Elle is a developer with more than ten years experience writing Ruby and Rails. Before Blackmill, she was a Development Director in the New York City office of thoughtbot.
She believes in writing clean code, driven by automatic tests, with agile practices, an even work/life balance, and a respectful and inclusive team culture. She constantly works to improve her understanding of technologies, techniques, anti-patterns, and what is considered best practice. Her aim is to deliver clean, functional and user–friendly websites in an appropriate timeframe without wasting money or energy.
Elle has a passion for helping people learn to work better. She appreciates the value of strong communities. In 2014, she organised Rails Girls events in Sydney, RubyConfAU 2014, and was a member of the Ruby Australia committee. In 2015, she co-organised Gotham Ruby Conference (GORUCO) in New York City, and started a monthly work jelly for women in tech. In 2016, she co-organised Rails Camp USA East Coast in the Catskills, NY with Lachlan, and once again co-organised GORUCO X In 2018, she helped with the last GORUCO conference.
When she is not immersed in the Ruby community, she is probably immersed in water, or lately, in bread flour.
Lachlan worked at GitHub, Neo, Microsoft, Ninefold, Atlassian, and News. He also founded and ran a coworking space called The Workbench in Sydney and helped organise the Sydney JS meetups. While living in New York City, he co-organised Rails Camp USA East Coast 2016 with Elle.

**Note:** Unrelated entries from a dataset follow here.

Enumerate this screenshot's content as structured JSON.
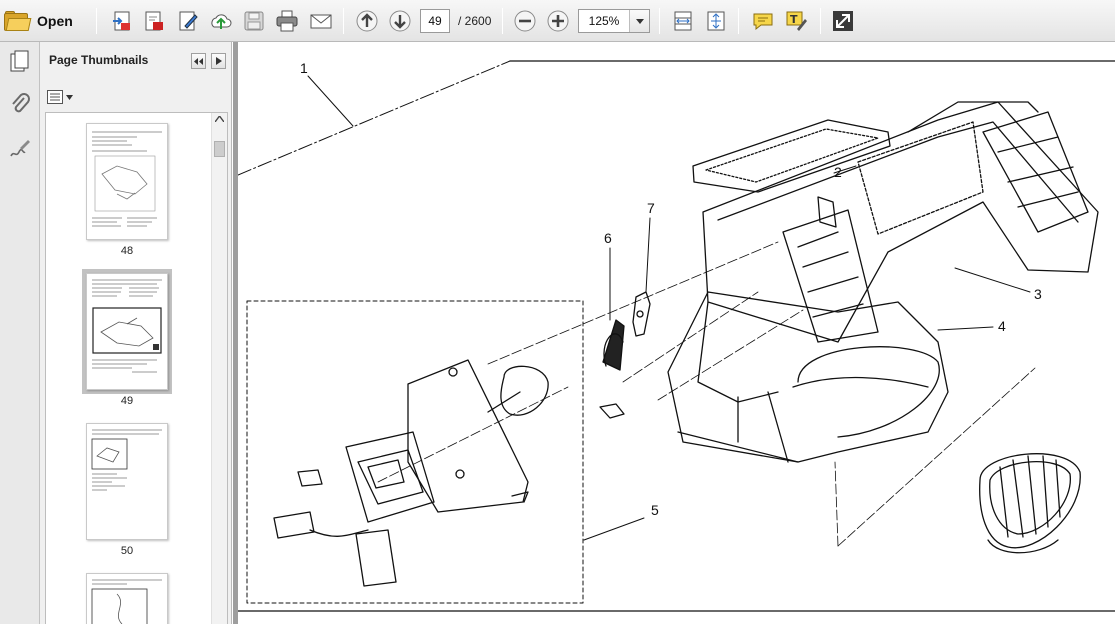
{
  "toolbar": {
    "open_label": "Open",
    "page_current": "49",
    "page_total": "/ 2600",
    "zoom_value": "125%",
    "icons": [
      "folder-open-icon",
      "create-pdf-icon",
      "edit-pdf-icon",
      "sign-icon",
      "upload-icon",
      "save-icon",
      "print-icon",
      "email-icon",
      "previous-page-icon",
      "next-page-icon",
      "zoom-out-icon",
      "zoom-in-icon",
      "fit-width-icon",
      "fit-page-icon",
      "comment-icon",
      "highlight-icon",
      "fullscreen-icon"
    ]
  },
  "sidebar": {
    "title": "Page Thumbnails",
    "thumbnails": [
      {
        "page": "48"
      },
      {
        "page": "49"
      },
      {
        "page": "50"
      }
    ]
  },
  "diagram": {
    "callouts": [
      "1",
      "2",
      "3",
      "4",
      "5",
      "6",
      "7"
    ]
  }
}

He loves the attention to detail, efficiency, and quality that only a care for your craft can produce. If he offers you a cocktail, or a meal, expect the best he has learned to make, with a healthy dose of experimentation to keep on learning.Lachlan's personal site is http://lachstock.com.au and you can find his Twitter account at @lachlanhardy.
The story of a name
Choosing the right name for a company is always hard. And then people ask for the story. Here is ours:
In Sydney, at the western end of what is now known as the Anzac Bridge the western end of what is now known as the Anzac Bridge sits what looks like a huge abandoned factory. Due to the flat terrain of the waterfront and parklands, and the sweep of the bridge, its silhouette dominates the horizon as you approach the area. A literal black mill.
Lachlan has always been fascinated by it and began to dream about how he might be able to re-purpose the building and grounds as a modern technology and community space.
The building is actually the White Bay Power Station which ceased operation in 1983. The NSW government has also had ideas about a technology precinct on the site, but is having difficulties making progress.